For the sake of ten righteous people, Sodom would have survived. Abraham can’t save the Sodom of his day, but his righteous descendants will save history’s later Sodoms. Abraham’s descendants will bless the world, in part, by living righteously among the nations of the world.

The Sodom story ends with two details, one poignant and the other bizarre.

First, Abraham returned to the place where he had bargained for Sodom’s fate and looked down toward the Jordan valley to see the smoke rising from Sodom’s ruins. The author doesn’t tell us what Abraham thought as he observed the destruction, but it would be a terrible sight to behold.

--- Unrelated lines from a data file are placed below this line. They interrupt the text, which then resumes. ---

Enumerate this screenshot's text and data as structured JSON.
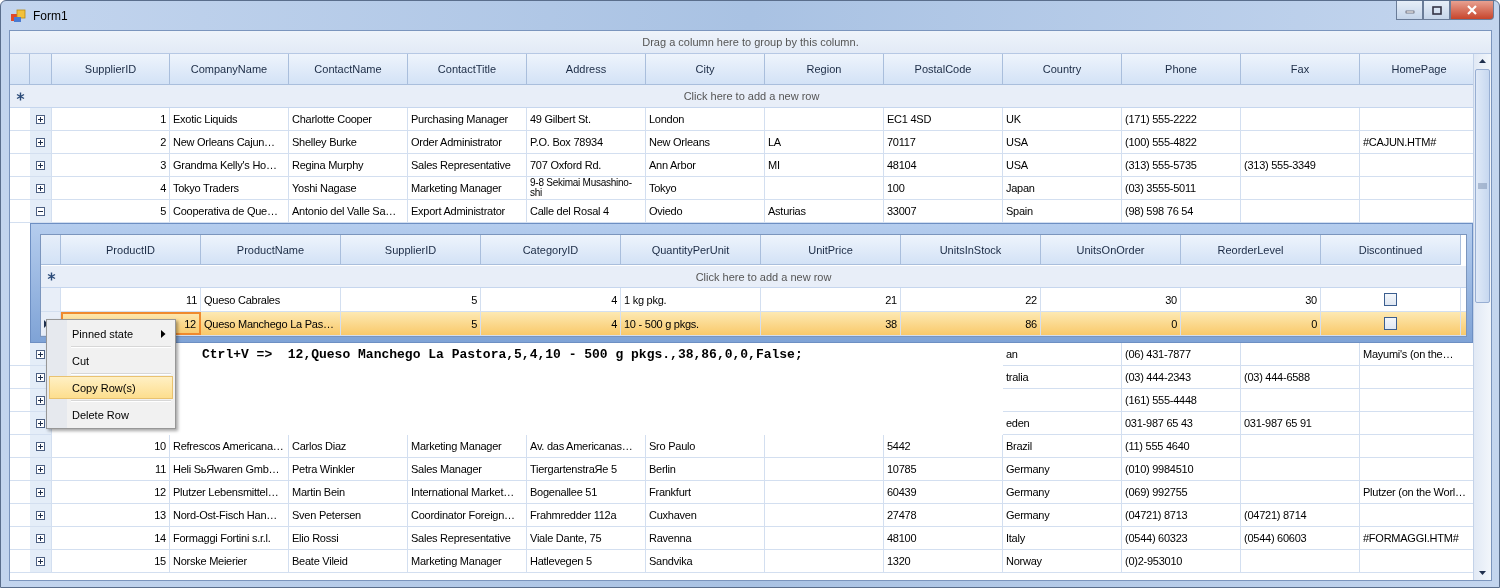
{
  "window": {
    "title": "Form1"
  },
  "group_panel": {
    "text": "Drag a column here to group by this column."
  },
  "grid": {
    "columns": [
      {
        "name": "SupplierID",
        "numeric": true
      },
      {
        "name": "CompanyName",
        "numeric": false
      },
      {
        "name": "ContactName",
        "numeric": false
      },
      {
        "name": "ContactTitle",
        "numeric": false
      },
      {
        "name": "Address",
        "numeric": false
      },
      {
        "name": "City",
        "numeric": false
      },
      {
        "name": "Region",
        "numeric": false
      },
      {
        "name": "PostalCode",
        "numeric": false
      },
      {
        "name": "Country",
        "numeric": false
      },
      {
        "name": "Phone",
        "numeric": false
      },
      {
        "name": "Fax",
        "numeric": false
      },
      {
        "name": "HomePage",
        "numeric": false
      }
    ],
    "new_row_text": "Click here to add a new row",
    "rows": [
      {
        "expanded": false,
        "cells": [
          "1",
          "Exotic Liquids",
          "Charlotte Cooper",
          "Purchasing Manager",
          "49 Gilbert St.",
          "London",
          null,
          "EC1 4SD",
          "UK",
          "(171) 555-2222",
          null,
          null
        ]
      },
      {
        "expanded": false,
        "cells": [
          "2",
          "New Orleans Cajun…",
          "Shelley Burke",
          "Order Administrator",
          "P.O. Box 78934",
          "New Orleans",
          "LA",
          "70117",
          "USA",
          "(100) 555-4822",
          null,
          "#CAJUN.HTM#"
        ]
      },
      {
        "expanded": false,
        "cells": [
          "3",
          "Grandma Kelly's Ho…",
          "Regina Murphy",
          "Sales Representative",
          "707 Oxford Rd.",
          "Ann Arbor",
          "MI",
          "48104",
          "USA",
          "(313) 555-5735",
          "(313) 555-3349",
          null
        ]
      },
      {
        "expanded": false,
        "cells": [
          "4",
          "Tokyo Traders",
          "Yoshi Nagase",
          "Marketing Manager",
          "9-8 Sekimai Musashino-shi",
          "Tokyo",
          null,
          "100",
          "Japan",
          "(03) 3555-5011",
          null,
          null
        ]
      },
      {
        "expanded": true,
        "cells": [
          "5",
          "Cooperativa de Que…",
          "Antonio del Valle Sa…",
          "Export Administrator",
          "Calle del Rosal 4",
          "Oviedo",
          "Asturias",
          "33007",
          "Spain",
          "(98) 598 76 54",
          null,
          null
        ],
        "detail": {
          "columns": [
            {
              "name": "ProductID",
              "numeric": true
            },
            {
              "name": "ProductName",
              "numeric": false
            },
            {
              "name": "SupplierID",
              "numeric": true
            },
            {
              "name": "CategoryID",
              "numeric": true
            },
            {
              "name": "QuantityPerUnit",
              "numeric": false
            },
            {
              "name": "UnitPrice",
              "numeric": true
            },
            {
              "name": "UnitsInStock",
              "numeric": true
            },
            {
              "name": "UnitsOnOrder",
              "numeric": true
            },
            {
              "name": "ReorderLevel",
              "numeric": true
            },
            {
              "name": "Discontinued"
            }
          ],
          "new_row_text": "Click here to add a new row",
          "rows": [
            {
              "selected": false,
              "cells": [
                {
                  "text": "11",
                  "current": false
                },
                {
                  "text": "Queso Cabrales",
                  "current": false
                },
                {
                  "text": "5",
                  "current": false
                },
                {
                  "text": "4",
                  "current": false
                },
                {
                  "text": "1 kg pkg.",
                  "current": false
                },
                {
                  "text": "21",
                  "current": false
                },
                {
                  "text": "22",
                  "current": false
                },
                {
                  "text": "30",
                  "current": false
                },
                {
                  "text": "30",
                  "current": false
                },
                {
                  "kind": "checkbox",
                  "checked": false,
                  "current": false
                }
              ]
            },
            {
              "selected": true,
              "cells": [
                {
                  "text": "12",
                  "current": true
                },
                {
                  "text": "Queso Manchego La Pas…",
                  "current": false
                },
                {
                  "text": "5",
                  "current": false
                },
                {
                  "text": "4",
                  "current": false
                },
                {
                  "text": "10 - 500 g pkgs.",
                  "current": false
                },
                {
                  "text": "38",
                  "current": false
                },
                {
                  "text": "86",
                  "current": false
                },
                {
                  "text": "0",
                  "current": false
                },
                {
                  "text": "0",
                  "current": false
                },
                {
                  "kind": "checkbox",
                  "checked": false,
                  "current": false
                }
              ]
            }
          ]
        }
      },
      {
        "expanded": false,
        "cells": [
          null,
          null,
          null,
          null,
          null,
          null,
          null,
          null,
          "an",
          "(06) 431-7877",
          null,
          "Mayumi's (on the…"
        ]
      },
      {
        "expanded": false,
        "cells": [
          null,
          null,
          null,
          null,
          null,
          null,
          null,
          null,
          "tralia",
          "(03) 444-2343",
          "(03) 444-6588",
          null
        ]
      },
      {
        "expanded": false,
        "cells": [
          null,
          null,
          null,
          null,
          null,
          null,
          null,
          null,
          null,
          "(161) 555-4448",
          null,
          null
        ]
      },
      {
        "expanded": false,
        "cells": [
          null,
          null,
          null,
          null,
          null,
          null,
          null,
          null,
          "eden",
          "031-987 65 43",
          "031-987 65 91",
          null
        ]
      },
      {
        "expanded": false,
        "cells": [
          "10",
          "Refrescos Americana…",
          "Carlos Diaz",
          "Marketing Manager",
          "Av. das Americanas…",
          "Sro Paulo",
          null,
          "5442",
          "Brazil",
          "(11) 555 4640",
          null,
          null
        ]
      },
      {
        "expanded": false,
        "cells": [
          "11",
          "Heli SьЯwaren Gmb…",
          "Petra Winkler",
          "Sales Manager",
          "TiergartenstraЯe 5",
          "Berlin",
          null,
          "10785",
          "Germany",
          "(010) 9984510",
          null,
          null
        ]
      },
      {
        "expanded": false,
        "cells": [
          "12",
          "Plutzer Lebensmittel…",
          "Martin Bein",
          "International Market…",
          "Bogenallee 51",
          "Frankfurt",
          null,
          "60439",
          "Germany",
          "(069) 992755",
          null,
          "Plutzer (on the Worl…"
        ]
      },
      {
        "expanded": false,
        "cells": [
          "13",
          "Nord-Ost-Fisch Han…",
          "Sven Petersen",
          "Coordinator Foreign…",
          "Frahmredder 112a",
          "Cuxhaven",
          null,
          "27478",
          "Germany",
          "(04721) 8713",
          "(04721) 8714",
          null
        ]
      },
      {
        "expanded": false,
        "cells": [
          "14",
          "Formaggi Fortini s.r.l.",
          "Elio Rossi",
          "Sales Representative",
          "Viale Dante, 75",
          "Ravenna",
          null,
          "48100",
          "Italy",
          "(0544) 60323",
          "(0544) 60603",
          "#FORMAGGI.HTM#"
        ]
      },
      {
        "expanded": false,
        "cells": [
          "15",
          "Norske Meierier",
          "Beate Vileid",
          "Marketing Manager",
          "Hatlevegen 5",
          "Sandvika",
          null,
          "1320",
          "Norway",
          "(0)2-953010",
          null,
          null
        ]
      }
    ]
  },
  "clipboard_note": {
    "text": "Ctrl+V =>  12,Queso Manchego La Pastora,5,4,10 - 500 g pkgs.,38,86,0,0,False;"
  },
  "context_menu": {
    "items": [
      {
        "label": "Pinned state",
        "kind": "submenu",
        "selected": false
      },
      {
        "label": "Cut",
        "kind": "item",
        "selected": false
      },
      {
        "label": "Copy Row(s)",
        "kind": "item",
        "selected": true
      },
      {
        "label": "Delete Row",
        "kind": "item",
        "selected": false
      }
    ]
  }
}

The second detail, as I said, is bizarre. Lot found that it wasn’t safe for him to remain in Zoar, so he and his daughters departed to live by themselves in a cave. Lot’s daughters lost their husbands-to-be in the disaster and they wanted to have children to preserve their father’s heritage. In their abject poverty and complete isolation, their prospects for finding new husbands were dim. The women cooked up a plan to get their father drunk so that he would get them pregnant. It worked, and their children became the progenitors of the Moabites and the Ammonites, Israel’s kinsmen and sometime adversaries on the east side of the Jordan.

So it was, that when God destroyed the cities of the plain, he remembered Abraham, and he brought Lot out of the catastrophe that overthrew the cities where Lot had lived. Genesis 19:29

Expanded from Abraham’s Call and Sodom’s Fate